§ Your instructions
Filter these entries so that only lines with the word "symbol" remain.

Start of Records provided

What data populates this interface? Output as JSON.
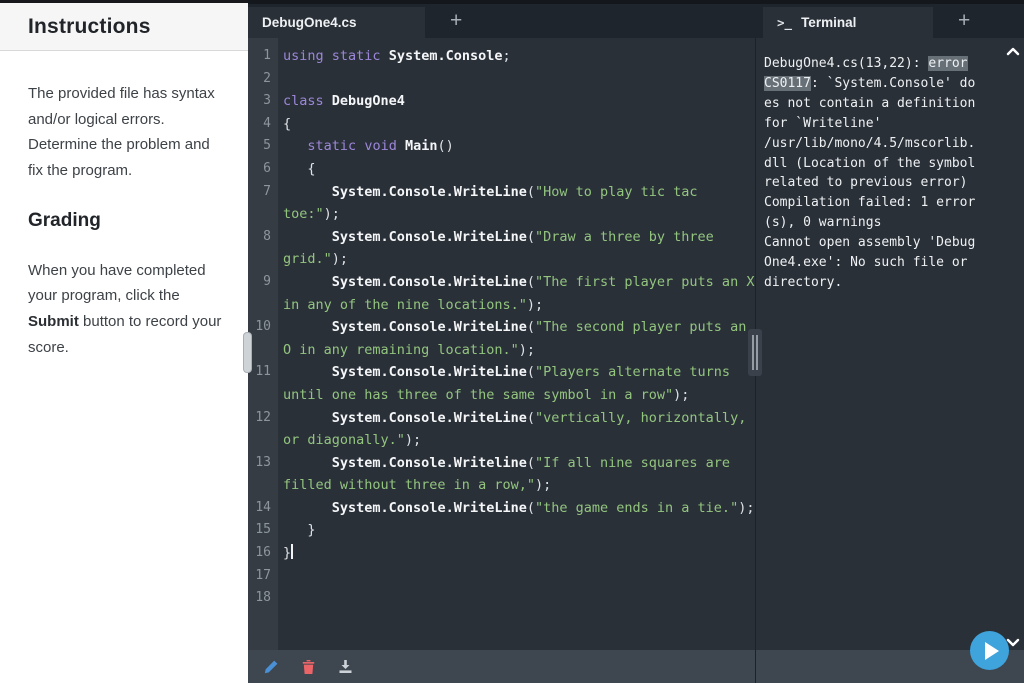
{
  "instructions_panel": {
    "title": "Instructions",
    "paragraph1": "The provided file has syntax and/or logical errors. Determine the problem and fix the program.",
    "grading_heading": "Grading",
    "paragraph2_parts": {
      "pre": "When you have completed your program, click the ",
      "bold": "Submit",
      "post": " button to record your score."
    }
  },
  "editor": {
    "tab_label": "DebugOne4.cs",
    "new_tab_label": "+",
    "lines": [
      {
        "n": 1,
        "tokens": [
          {
            "t": "kw",
            "s": "using"
          },
          {
            "t": "p",
            "s": " "
          },
          {
            "t": "kw",
            "s": "static"
          },
          {
            "t": "p",
            "s": " "
          },
          {
            "t": "id",
            "s": "System.Console"
          },
          {
            "t": "p",
            "s": ";"
          }
        ]
      },
      {
        "n": 2,
        "tokens": []
      },
      {
        "n": 3,
        "tokens": [
          {
            "t": "kw",
            "s": "class"
          },
          {
            "t": "p",
            "s": " "
          },
          {
            "t": "id",
            "s": "DebugOne4"
          }
        ]
      },
      {
        "n": 4,
        "tokens": [
          {
            "t": "p",
            "s": "{"
          }
        ]
      },
      {
        "n": 5,
        "tokens": [
          {
            "t": "p",
            "s": "   "
          },
          {
            "t": "kw",
            "s": "static"
          },
          {
            "t": "p",
            "s": " "
          },
          {
            "t": "kw",
            "s": "void"
          },
          {
            "t": "p",
            "s": " "
          },
          {
            "t": "id",
            "s": "Main"
          },
          {
            "t": "p",
            "s": "()"
          }
        ]
      },
      {
        "n": 6,
        "tokens": [
          {
            "t": "p",
            "s": "   {"
          }
        ]
      },
      {
        "n": 7,
        "tokens": [
          {
            "t": "p",
            "s": "      "
          },
          {
            "t": "id",
            "s": "System.Console.WriteLine"
          },
          {
            "t": "p",
            "s": "("
          },
          {
            "t": "str",
            "s": "\"How to play tic tac toe:\""
          },
          {
            "t": "p",
            "s": ");"
          }
        ]
      },
      {
        "n": 8,
        "tokens": [
          {
            "t": "p",
            "s": "      "
          },
          {
            "t": "id",
            "s": "System.Console.WriteLine"
          },
          {
            "t": "p",
            "s": "("
          },
          {
            "t": "str",
            "s": "\"Draw a three by three grid.\""
          },
          {
            "t": "p",
            "s": ");"
          }
        ]
      },
      {
        "n": 9,
        "tokens": [
          {
            "t": "p",
            "s": "      "
          },
          {
            "t": "id",
            "s": "System.Console.WriteLine"
          },
          {
            "t": "p",
            "s": "("
          },
          {
            "t": "str",
            "s": "\"The first player puts an X in any of the nine locations.\""
          },
          {
            "t": "p",
            "s": ");"
          }
        ]
      },
      {
        "n": 10,
        "tokens": [
          {
            "t": "p",
            "s": "      "
          },
          {
            "t": "id",
            "s": "System.Console.WriteLine"
          },
          {
            "t": "p",
            "s": "("
          },
          {
            "t": "str",
            "s": "\"The second player puts an O in any remaining location.\""
          },
          {
            "t": "p",
            "s": ");"
          }
        ]
      },
      {
        "n": 11,
        "tokens": [
          {
            "t": "p",
            "s": "      "
          },
          {
            "t": "id",
            "s": "System.Console.WriteLine"
          },
          {
            "t": "p",
            "s": "("
          },
          {
            "t": "str",
            "s": "\"Players alternate turns until one has three of the same symbol in a row\""
          },
          {
            "t": "p",
            "s": ");"
          }
        ]
      },
      {
        "n": 12,
        "tokens": [
          {
            "t": "p",
            "s": "      "
          },
          {
            "t": "id",
            "s": "System.Console.WriteLine"
          },
          {
            "t": "p",
            "s": "("
          },
          {
            "t": "str",
            "s": "\"vertically, horizontally, or diagonally.\""
          },
          {
            "t": "p",
            "s": ");"
          }
        ]
      },
      {
        "n": 13,
        "tokens": [
          {
            "t": "p",
            "s": "      "
          },
          {
            "t": "id",
            "s": "System.Console.Writeline"
          },
          {
            "t": "p",
            "s": "("
          },
          {
            "t": "str",
            "s": "\"If all nine squares are filled without three in a row,\""
          },
          {
            "t": "p",
            "s": ");"
          }
        ]
      },
      {
        "n": 14,
        "tokens": [
          {
            "t": "p",
            "s": "      "
          },
          {
            "t": "id",
            "s": "System.Console.WriteLine"
          },
          {
            "t": "p",
            "s": "("
          },
          {
            "t": "str",
            "s": "\"the game ends in a tie.\""
          },
          {
            "t": "p",
            "s": ");"
          }
        ]
      },
      {
        "n": 15,
        "tokens": [
          {
            "t": "p",
            "s": "   }"
          }
        ]
      },
      {
        "n": 16,
        "tokens": [
          {
            "t": "p",
            "s": "}"
          }
        ],
        "cursor": true
      },
      {
        "n": 17,
        "tokens": []
      },
      {
        "n": 18,
        "tokens": []
      }
    ]
  },
  "terminal": {
    "tab_label": "Terminal",
    "tab_icon": ">_",
    "new_tab_label": "+",
    "lines": [
      [
        {
          "s": "DebugOne4.cs(13,22): "
        },
        {
          "s": "error",
          "hl": true
        },
        {
          "s": " "
        },
        {
          "s": "CS0117",
          "hl": true
        },
        {
          "s": ": `System.Console' does not contain a definition for `Writeline'"
        }
      ],
      [
        {
          "s": "/usr/lib/mono/4.5/mscorlib.dll (Location of the symbol related to previous error)"
        }
      ],
      [
        {
          "s": "Compilation failed: 1 error(s), 0 warnings"
        }
      ],
      [
        {
          "s": "Cannot open assembly 'DebugOne4.exe': No such file or directory."
        }
      ]
    ]
  },
  "toolbar": {
    "icons": [
      "edit-pencil",
      "delete-trash",
      "download"
    ]
  },
  "colors": {
    "accent_play": "#3fa3dc",
    "pencil": "#4a90d5",
    "trash": "#ea6468",
    "download": "#ccd2d7",
    "keyword": "#9c87d9",
    "string": "#93c57f",
    "error_highlight": "#687077",
    "editor_bg": "#2a3038"
  }
}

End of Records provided

§ Output below
            "s": "\"Players alternate turns until one has three of the same symbol in a row\""
          "s": "/usr/lib/mono/4.5/mscorlib.dll (Location of the symbol related to previous error)"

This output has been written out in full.